(Dataset rows for apps and sites)

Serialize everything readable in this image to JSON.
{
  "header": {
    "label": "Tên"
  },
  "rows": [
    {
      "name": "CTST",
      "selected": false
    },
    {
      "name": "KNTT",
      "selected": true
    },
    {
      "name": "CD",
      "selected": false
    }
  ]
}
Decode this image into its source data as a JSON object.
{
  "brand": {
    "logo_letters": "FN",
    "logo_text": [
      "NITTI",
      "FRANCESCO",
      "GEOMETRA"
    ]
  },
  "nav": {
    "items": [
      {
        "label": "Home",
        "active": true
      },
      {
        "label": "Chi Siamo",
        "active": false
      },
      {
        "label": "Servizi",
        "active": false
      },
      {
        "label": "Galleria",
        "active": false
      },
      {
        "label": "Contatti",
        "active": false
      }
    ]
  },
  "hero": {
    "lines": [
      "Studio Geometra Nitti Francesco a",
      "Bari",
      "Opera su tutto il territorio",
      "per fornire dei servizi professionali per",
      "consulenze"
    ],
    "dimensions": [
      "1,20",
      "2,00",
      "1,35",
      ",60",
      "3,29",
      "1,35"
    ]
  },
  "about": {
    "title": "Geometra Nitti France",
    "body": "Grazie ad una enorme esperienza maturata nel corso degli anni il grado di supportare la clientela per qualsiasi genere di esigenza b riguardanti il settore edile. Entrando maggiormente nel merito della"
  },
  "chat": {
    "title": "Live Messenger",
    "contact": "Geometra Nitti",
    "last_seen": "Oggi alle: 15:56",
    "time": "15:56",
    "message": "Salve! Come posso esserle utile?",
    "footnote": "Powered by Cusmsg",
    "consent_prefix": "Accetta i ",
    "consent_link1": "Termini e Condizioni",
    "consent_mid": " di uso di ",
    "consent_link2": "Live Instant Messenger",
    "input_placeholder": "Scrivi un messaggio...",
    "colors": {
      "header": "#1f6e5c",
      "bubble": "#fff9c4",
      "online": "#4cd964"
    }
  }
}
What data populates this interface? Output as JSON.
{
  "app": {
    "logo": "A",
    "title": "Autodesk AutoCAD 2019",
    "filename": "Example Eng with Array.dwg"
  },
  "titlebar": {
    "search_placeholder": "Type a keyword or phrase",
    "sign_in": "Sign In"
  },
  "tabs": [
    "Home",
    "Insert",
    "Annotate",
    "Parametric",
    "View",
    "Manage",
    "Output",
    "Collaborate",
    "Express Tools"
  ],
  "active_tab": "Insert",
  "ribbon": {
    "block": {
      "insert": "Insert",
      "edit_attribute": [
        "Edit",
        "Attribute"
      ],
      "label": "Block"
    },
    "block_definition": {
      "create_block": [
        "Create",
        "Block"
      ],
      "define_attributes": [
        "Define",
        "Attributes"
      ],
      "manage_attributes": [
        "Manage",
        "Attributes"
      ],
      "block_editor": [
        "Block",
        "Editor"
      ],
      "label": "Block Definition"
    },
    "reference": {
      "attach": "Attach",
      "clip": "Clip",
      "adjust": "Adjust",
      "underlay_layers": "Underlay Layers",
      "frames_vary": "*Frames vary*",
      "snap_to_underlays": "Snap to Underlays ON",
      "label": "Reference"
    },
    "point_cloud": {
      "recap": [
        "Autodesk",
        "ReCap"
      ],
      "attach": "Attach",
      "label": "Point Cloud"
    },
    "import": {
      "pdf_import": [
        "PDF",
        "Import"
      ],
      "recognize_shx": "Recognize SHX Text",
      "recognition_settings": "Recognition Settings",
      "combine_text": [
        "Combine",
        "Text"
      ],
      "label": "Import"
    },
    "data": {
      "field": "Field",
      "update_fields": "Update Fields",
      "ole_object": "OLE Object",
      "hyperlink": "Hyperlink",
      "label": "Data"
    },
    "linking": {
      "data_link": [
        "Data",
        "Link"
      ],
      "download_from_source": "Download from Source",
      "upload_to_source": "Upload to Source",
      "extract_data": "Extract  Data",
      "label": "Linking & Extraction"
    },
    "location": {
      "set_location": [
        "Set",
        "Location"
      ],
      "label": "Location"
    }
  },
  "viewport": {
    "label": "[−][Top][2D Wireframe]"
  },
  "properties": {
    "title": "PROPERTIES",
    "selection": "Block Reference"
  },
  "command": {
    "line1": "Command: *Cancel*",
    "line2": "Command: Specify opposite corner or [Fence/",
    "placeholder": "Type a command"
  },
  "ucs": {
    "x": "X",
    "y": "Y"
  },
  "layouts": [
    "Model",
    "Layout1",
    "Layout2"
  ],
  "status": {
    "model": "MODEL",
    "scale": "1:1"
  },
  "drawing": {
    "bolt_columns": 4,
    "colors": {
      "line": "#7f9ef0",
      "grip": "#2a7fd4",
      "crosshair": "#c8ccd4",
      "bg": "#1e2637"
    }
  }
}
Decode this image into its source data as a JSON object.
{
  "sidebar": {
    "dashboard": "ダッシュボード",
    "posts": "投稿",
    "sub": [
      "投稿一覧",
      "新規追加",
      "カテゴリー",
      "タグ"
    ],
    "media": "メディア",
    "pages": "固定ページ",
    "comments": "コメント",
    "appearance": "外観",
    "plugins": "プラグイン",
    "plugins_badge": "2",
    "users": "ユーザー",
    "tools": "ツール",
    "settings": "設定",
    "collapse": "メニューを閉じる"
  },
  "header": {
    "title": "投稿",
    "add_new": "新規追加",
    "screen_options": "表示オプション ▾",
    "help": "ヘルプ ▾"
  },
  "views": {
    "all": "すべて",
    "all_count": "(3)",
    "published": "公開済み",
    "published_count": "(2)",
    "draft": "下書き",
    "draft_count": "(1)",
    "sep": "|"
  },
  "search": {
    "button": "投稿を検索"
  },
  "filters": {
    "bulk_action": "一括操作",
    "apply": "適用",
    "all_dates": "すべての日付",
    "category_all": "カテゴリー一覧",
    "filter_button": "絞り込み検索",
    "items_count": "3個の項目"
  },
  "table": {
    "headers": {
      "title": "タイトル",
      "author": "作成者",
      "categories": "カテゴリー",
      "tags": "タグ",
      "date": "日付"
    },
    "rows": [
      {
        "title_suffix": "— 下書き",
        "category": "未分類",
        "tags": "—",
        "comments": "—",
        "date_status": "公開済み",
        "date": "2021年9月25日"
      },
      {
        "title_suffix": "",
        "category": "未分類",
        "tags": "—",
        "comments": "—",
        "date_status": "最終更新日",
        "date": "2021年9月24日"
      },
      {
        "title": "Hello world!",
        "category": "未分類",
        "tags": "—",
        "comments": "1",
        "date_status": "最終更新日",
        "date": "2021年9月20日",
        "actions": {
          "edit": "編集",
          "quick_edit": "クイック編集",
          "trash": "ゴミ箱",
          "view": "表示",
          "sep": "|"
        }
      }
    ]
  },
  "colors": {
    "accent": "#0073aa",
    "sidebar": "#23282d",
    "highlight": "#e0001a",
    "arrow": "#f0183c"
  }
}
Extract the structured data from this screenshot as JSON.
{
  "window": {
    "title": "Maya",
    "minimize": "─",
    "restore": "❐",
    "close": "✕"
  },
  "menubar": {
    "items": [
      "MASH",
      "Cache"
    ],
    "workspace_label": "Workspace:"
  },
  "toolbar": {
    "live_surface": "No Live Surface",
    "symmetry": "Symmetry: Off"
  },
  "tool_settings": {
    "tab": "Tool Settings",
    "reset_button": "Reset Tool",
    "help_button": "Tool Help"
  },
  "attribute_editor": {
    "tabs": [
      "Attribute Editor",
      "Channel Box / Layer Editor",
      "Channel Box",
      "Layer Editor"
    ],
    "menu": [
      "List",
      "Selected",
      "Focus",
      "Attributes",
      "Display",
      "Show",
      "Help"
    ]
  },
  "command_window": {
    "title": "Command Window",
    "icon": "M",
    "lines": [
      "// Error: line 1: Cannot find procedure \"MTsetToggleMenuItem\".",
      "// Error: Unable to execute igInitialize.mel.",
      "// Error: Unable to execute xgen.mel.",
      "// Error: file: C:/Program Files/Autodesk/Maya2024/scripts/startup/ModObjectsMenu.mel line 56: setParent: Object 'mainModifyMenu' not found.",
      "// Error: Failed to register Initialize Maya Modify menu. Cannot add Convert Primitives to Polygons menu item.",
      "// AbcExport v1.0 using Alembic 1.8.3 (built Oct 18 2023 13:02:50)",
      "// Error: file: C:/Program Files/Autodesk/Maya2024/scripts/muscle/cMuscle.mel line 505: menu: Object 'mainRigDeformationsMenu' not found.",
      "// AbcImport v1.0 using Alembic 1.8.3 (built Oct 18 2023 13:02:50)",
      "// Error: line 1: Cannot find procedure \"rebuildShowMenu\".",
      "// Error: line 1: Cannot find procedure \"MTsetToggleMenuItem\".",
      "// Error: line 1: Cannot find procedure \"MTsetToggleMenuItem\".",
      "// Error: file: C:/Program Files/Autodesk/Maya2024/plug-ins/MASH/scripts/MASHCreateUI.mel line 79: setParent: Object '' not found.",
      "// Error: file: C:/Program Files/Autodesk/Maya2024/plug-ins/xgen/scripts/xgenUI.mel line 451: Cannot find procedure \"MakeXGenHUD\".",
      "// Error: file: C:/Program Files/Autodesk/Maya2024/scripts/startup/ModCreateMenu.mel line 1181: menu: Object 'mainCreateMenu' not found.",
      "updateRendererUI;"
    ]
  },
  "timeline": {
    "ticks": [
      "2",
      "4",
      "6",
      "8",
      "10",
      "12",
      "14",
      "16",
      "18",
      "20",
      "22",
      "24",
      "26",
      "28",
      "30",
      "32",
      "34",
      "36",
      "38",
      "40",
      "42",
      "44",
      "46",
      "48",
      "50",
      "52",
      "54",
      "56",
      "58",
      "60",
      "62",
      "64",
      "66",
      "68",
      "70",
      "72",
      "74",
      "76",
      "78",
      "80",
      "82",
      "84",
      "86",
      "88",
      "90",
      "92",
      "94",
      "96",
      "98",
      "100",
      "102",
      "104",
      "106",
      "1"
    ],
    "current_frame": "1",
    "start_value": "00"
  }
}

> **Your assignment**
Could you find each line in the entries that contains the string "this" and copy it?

> **Result of the exercise**
Serialize everything readable in this image to JSON.
Decode this image into its source data as a JSON object.
What data populates this interface? Output as JSON.
Decode this image into its source data as a JSON object.
Extract the structured data from this screenshot as JSON.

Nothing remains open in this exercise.